Divergences as well as a significant convergence in the views of Greeks and Turks on a number of issues concerning the relations between the two countries, were highlighted in a public opinion survey organized by the Hellenic Foundation for European & Foreign Policy (ELIAMEP) and the Dianeosis research institute.
The survey was conducted on behalf of the think tanks by MRB in Greece and KONDA in Turkey on February 9-21, with the participation of 1,022 Greeks and 1,163 Τurks.
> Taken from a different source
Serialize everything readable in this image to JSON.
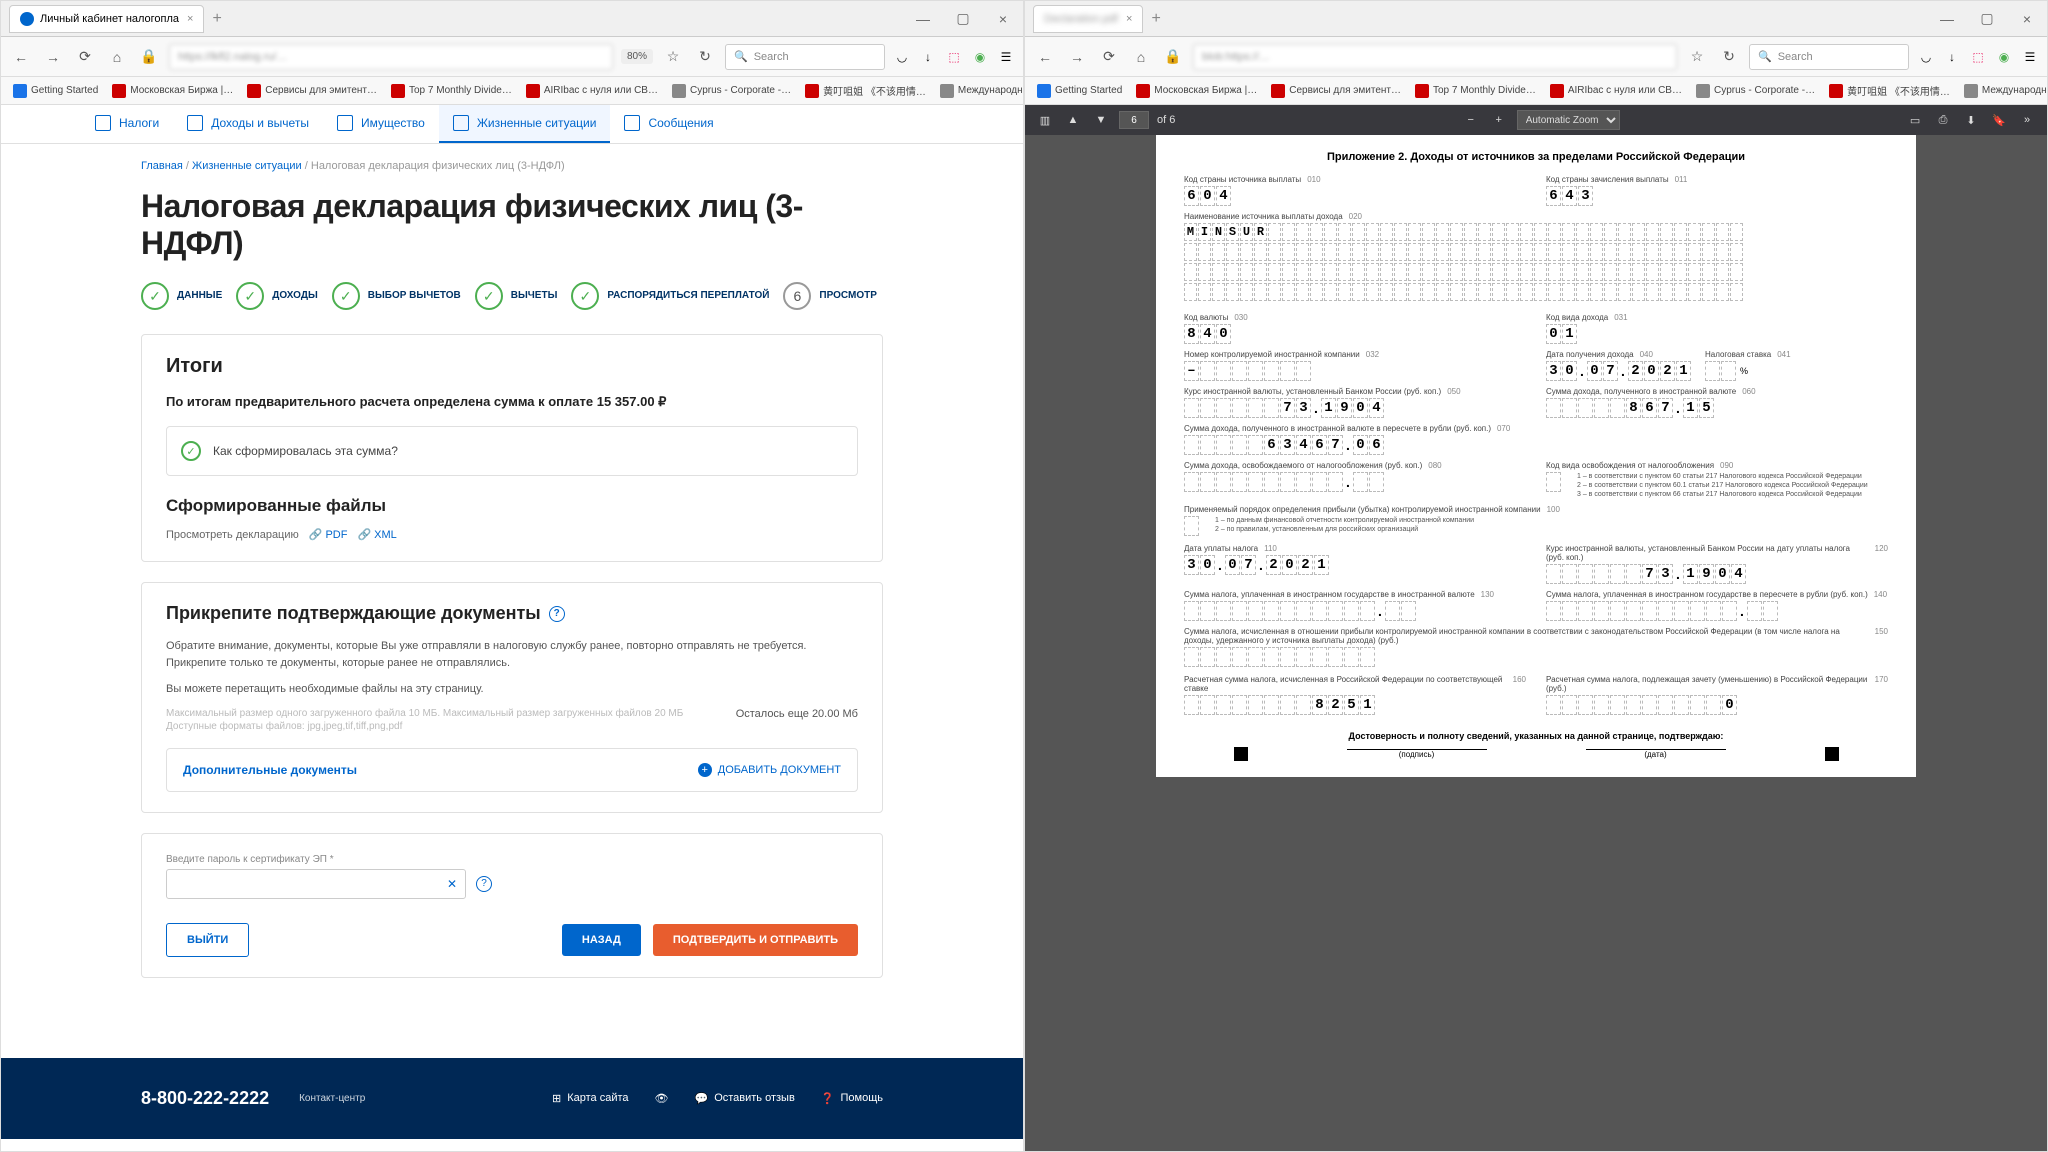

In terms of convergence, the survey showed that almost 60% of both Greeks and Turks are in agreement that the biggest problem between two countries are the maritime zones, the Aegean and the Eastern Mediterranean (58.1% of Greeks and 57.8% of Turks).
The Cyprus issue follows at a huge distance (11.3% and 12.6%, respectively), while 13% of Greeks and only 4.4% of Turks said they consider the refugee issue the most serious problem.
Moreover, 5.7% of Greeks and 6.9% of Turks consider Turkey’s support for jihadist terrorism as the most serious problem. To the question whether “we must find a way of friendly coexistence,” 68.1% of Greeks answered “I agree / rather agree,” with 73.5% of Turks expressing the same view.
On the other hand, 15.6% and 13.7% disagreed, respectively. What is also clear is that the Greeks are more afraid of a military flare-up than the Turks. Tellingly, one in three Turks believe that global public opinion will support Greece and not Turkey in the event of a crisis.
To the question “Are you worried about a possible military incident between Greece and Turkey?” 70.2% of Greeks and 41.9% of Turks said they are, while 16.6% and 41.8%, respectively, said they are not.